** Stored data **
-=-=-

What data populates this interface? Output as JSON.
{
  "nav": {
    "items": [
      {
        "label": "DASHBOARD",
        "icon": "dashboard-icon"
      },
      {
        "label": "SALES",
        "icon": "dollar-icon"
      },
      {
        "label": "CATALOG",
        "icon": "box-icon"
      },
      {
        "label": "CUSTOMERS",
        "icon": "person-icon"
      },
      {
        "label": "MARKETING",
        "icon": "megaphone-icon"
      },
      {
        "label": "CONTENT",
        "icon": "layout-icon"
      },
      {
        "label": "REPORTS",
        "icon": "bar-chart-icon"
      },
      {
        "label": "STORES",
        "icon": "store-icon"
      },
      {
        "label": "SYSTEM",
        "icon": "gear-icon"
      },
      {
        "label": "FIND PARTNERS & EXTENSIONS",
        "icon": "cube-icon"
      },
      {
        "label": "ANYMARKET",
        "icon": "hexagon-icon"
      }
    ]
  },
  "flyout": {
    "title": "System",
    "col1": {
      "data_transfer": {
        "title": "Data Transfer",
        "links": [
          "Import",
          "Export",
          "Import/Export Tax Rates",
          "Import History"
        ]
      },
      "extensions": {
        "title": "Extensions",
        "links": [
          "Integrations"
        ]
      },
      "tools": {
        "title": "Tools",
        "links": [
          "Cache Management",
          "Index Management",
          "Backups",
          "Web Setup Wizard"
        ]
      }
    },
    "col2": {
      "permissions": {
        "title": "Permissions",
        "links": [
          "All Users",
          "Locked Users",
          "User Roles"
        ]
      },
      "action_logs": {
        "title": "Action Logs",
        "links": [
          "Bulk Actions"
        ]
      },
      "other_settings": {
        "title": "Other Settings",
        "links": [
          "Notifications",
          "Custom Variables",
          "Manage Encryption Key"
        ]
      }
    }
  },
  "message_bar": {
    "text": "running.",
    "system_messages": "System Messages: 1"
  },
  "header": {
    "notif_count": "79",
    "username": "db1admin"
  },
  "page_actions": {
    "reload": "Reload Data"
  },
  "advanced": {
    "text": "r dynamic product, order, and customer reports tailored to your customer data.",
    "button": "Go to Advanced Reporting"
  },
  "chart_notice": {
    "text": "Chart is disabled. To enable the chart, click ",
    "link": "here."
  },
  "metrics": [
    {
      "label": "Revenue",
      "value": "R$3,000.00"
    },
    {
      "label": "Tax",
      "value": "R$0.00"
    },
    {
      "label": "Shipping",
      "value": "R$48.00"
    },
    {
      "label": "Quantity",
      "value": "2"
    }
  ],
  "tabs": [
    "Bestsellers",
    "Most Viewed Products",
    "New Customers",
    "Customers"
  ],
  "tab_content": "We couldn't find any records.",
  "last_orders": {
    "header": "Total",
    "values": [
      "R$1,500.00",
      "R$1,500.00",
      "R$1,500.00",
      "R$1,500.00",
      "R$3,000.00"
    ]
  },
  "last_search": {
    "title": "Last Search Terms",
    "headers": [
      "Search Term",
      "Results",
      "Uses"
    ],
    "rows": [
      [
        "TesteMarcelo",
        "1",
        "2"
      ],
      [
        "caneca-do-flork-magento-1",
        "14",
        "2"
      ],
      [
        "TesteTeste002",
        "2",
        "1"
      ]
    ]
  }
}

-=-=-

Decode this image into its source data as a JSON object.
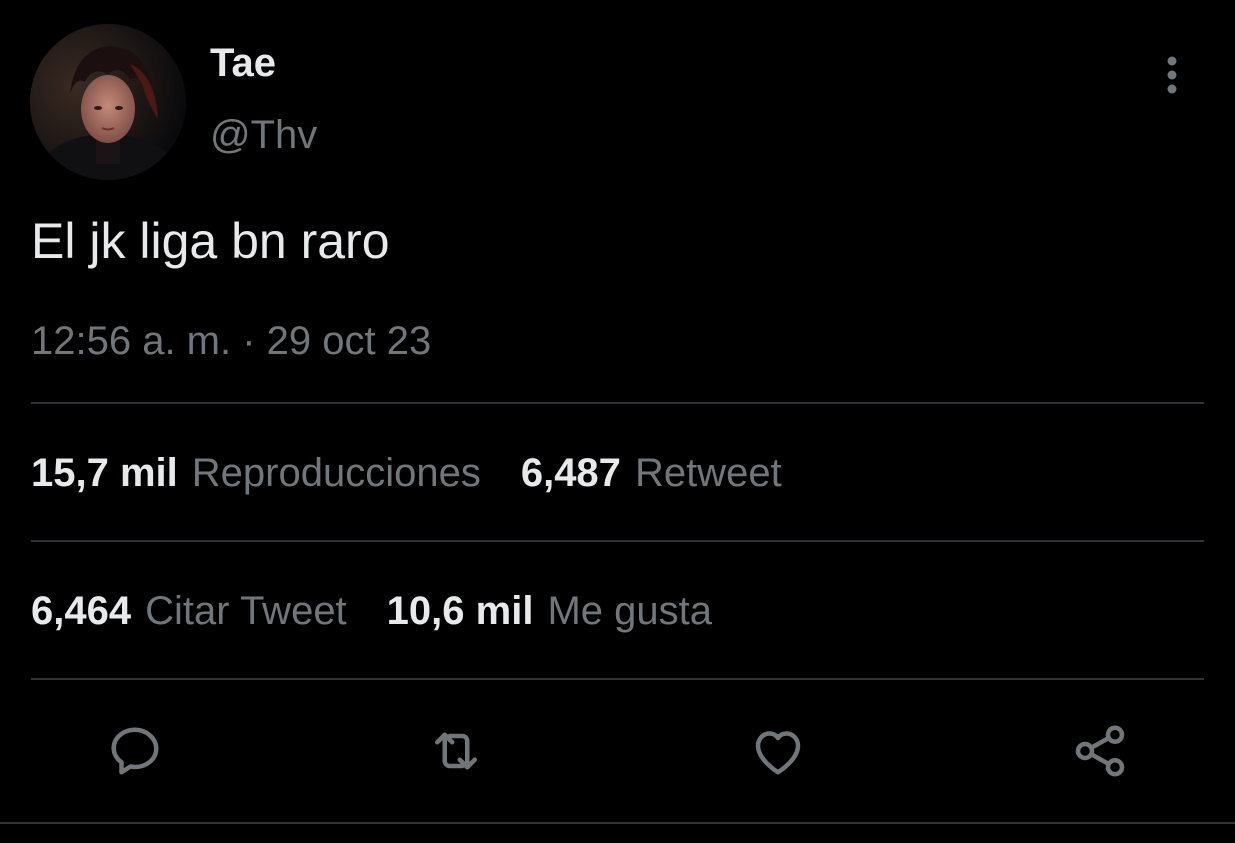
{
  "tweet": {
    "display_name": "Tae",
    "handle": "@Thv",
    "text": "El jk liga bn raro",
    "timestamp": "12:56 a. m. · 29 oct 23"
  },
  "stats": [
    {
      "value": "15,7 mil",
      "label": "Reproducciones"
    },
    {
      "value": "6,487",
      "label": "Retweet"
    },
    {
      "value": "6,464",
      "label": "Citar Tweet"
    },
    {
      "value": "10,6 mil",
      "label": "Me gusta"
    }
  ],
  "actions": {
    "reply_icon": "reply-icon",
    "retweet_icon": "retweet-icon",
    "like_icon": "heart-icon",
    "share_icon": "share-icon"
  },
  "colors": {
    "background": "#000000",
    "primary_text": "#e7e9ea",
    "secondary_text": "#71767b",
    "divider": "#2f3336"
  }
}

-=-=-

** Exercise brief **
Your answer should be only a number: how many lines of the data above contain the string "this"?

** Exercise output **
2